In a statement to Grocery Gazette, executive chairperson Richard Walker says:
"As a business we were faced with a decision. Do we spend millions creating and sharing a TV advert or do we invest the money supporting our customers during the cost-of-living crisis? This is a no brainer for us. I am grateful that as a family-run company, we can make the decisions we believe are right for our business and our customers.”
Better in business than politics
Iceland executive chair as of today, Richard Walker, who was expected to become a Conservative member of parliament, has quit the party, labelling it "out of touch".
Walker was one of the most prominent business supporters of the party for years but now he means the party has shown "inability to deliver" and "drifted out of touch with business, the economy and with the everyday needs of British people."(The Times).
Tougher competition in Norway than many pretend to believe
It turns out that it is not so easy to compete with Norwegian chains. Giants such as German Lidl and Swedish ICA have given up and pulled out of Norway with heavy losses. We do not know the exact figures, but we are talking billions.
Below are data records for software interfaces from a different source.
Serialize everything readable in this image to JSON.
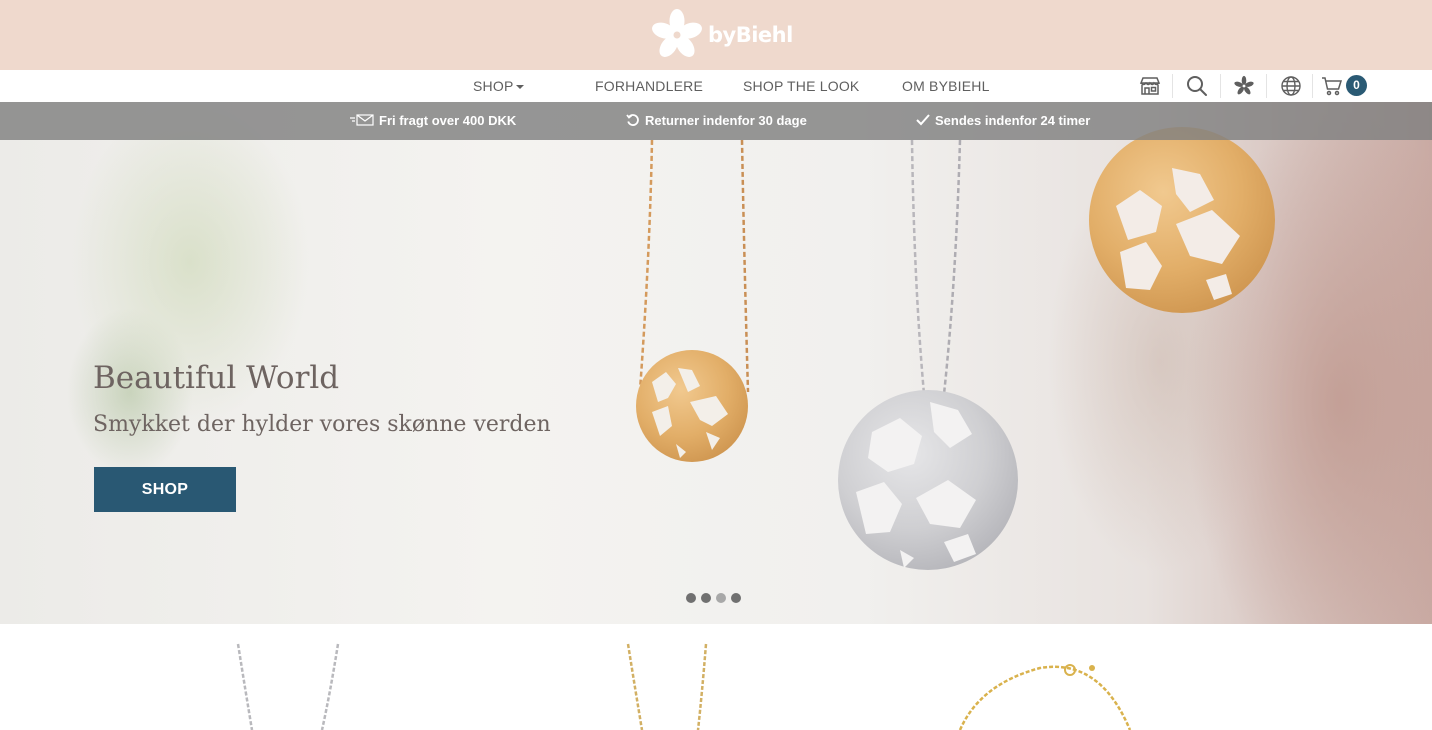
{
  "brand": {
    "logo_text": "byBiehl",
    "logo_icon": "flower-icon"
  },
  "nav": {
    "links": [
      {
        "label": "SHOP",
        "has_dropdown": true
      },
      {
        "label": "FORHANDLERE"
      },
      {
        "label": "SHOP THE LOOK"
      },
      {
        "label": "OM BYBIEHL"
      }
    ],
    "icons": [
      "store-icon",
      "search-icon",
      "flower-icon",
      "globe-icon",
      "cart-icon"
    ],
    "cart_count": "0"
  },
  "info_bar": [
    {
      "icon": "envelope-icon",
      "text": "Fri fragt over 400 DKK"
    },
    {
      "icon": "return-icon",
      "text": "Returner indenfor 30 dage"
    },
    {
      "icon": "check-icon",
      "text": "Sendes indenfor 24 timer"
    }
  ],
  "hero": {
    "title": "Beautiful World",
    "subtitle": "Smykket der hylder vores skønne verden",
    "button_label": "SHOP",
    "slides": 4,
    "active_slide": 3
  },
  "colors": {
    "brand_bar": "#efd9cd",
    "accent": "#295873",
    "badge": "#2a5a74",
    "gold": "#e0ae6a",
    "silver": "#c9c9cc"
  }
}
The French-owned frozen food chain Picard tried to launch in Norway in 2019. Knut Faremo, entrepreneur, and retailer was behind the two Norwegian Picard stores in central Oslo. After losing 10 million NOK the owners gave up and declared the company, Migaya Retail Norway, bankrupt earlier this year.
Politicians, journalists, and others have many times claimed that the competition in Norway is too weak. The many failed foreign attempts to take a nibble of the Norwegian market (maybe) proves the opposite?
Sources: NHH, Lidl, ICA, DN, Times, Grocery Gazette.